___ ENTRIES SHOWN
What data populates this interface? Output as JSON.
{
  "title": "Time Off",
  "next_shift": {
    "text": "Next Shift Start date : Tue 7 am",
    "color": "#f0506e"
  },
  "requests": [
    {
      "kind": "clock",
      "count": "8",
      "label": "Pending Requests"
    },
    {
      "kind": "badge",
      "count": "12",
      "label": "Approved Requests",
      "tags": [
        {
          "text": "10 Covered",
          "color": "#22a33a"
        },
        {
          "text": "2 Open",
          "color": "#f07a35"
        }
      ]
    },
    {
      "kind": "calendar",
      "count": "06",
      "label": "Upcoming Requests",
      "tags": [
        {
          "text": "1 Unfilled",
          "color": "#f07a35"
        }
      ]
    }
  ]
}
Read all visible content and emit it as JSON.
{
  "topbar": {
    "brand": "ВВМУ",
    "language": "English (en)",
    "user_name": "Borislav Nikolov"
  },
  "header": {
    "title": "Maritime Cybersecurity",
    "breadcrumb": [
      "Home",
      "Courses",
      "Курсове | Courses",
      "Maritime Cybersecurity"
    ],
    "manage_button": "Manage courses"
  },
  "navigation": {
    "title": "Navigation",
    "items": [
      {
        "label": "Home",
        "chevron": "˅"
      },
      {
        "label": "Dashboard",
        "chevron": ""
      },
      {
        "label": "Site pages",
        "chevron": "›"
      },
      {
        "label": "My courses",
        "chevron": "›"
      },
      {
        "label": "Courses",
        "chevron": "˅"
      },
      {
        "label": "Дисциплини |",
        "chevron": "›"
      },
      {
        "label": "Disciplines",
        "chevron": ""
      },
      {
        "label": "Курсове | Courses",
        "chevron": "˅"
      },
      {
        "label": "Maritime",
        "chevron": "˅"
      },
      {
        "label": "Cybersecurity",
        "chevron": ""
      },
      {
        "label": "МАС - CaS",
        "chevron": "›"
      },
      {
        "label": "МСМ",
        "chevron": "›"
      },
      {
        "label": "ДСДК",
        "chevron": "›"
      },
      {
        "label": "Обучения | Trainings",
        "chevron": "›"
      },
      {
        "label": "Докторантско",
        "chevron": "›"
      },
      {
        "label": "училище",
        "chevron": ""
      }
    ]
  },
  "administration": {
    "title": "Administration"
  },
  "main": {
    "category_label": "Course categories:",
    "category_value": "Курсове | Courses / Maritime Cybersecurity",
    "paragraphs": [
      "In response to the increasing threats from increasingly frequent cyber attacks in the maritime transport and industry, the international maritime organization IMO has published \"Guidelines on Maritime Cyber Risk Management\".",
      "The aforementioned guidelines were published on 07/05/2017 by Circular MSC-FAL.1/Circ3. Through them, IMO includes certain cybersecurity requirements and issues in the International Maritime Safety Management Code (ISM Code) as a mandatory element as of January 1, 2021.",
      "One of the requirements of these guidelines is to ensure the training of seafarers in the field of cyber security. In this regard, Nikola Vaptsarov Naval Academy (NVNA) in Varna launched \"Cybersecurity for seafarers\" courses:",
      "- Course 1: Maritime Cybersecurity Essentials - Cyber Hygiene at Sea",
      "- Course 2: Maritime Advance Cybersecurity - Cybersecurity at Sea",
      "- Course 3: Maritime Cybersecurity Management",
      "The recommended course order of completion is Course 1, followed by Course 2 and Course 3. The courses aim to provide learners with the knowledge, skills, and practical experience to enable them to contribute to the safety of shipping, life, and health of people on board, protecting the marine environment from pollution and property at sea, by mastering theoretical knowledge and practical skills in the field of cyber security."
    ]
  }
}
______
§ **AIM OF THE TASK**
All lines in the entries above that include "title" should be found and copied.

§ **RESPONSE BELOW**
  "title": "Time Off",
    "title": "Maritime Cybersecurity",
    "title": "Navigation",
    "title": "Administration"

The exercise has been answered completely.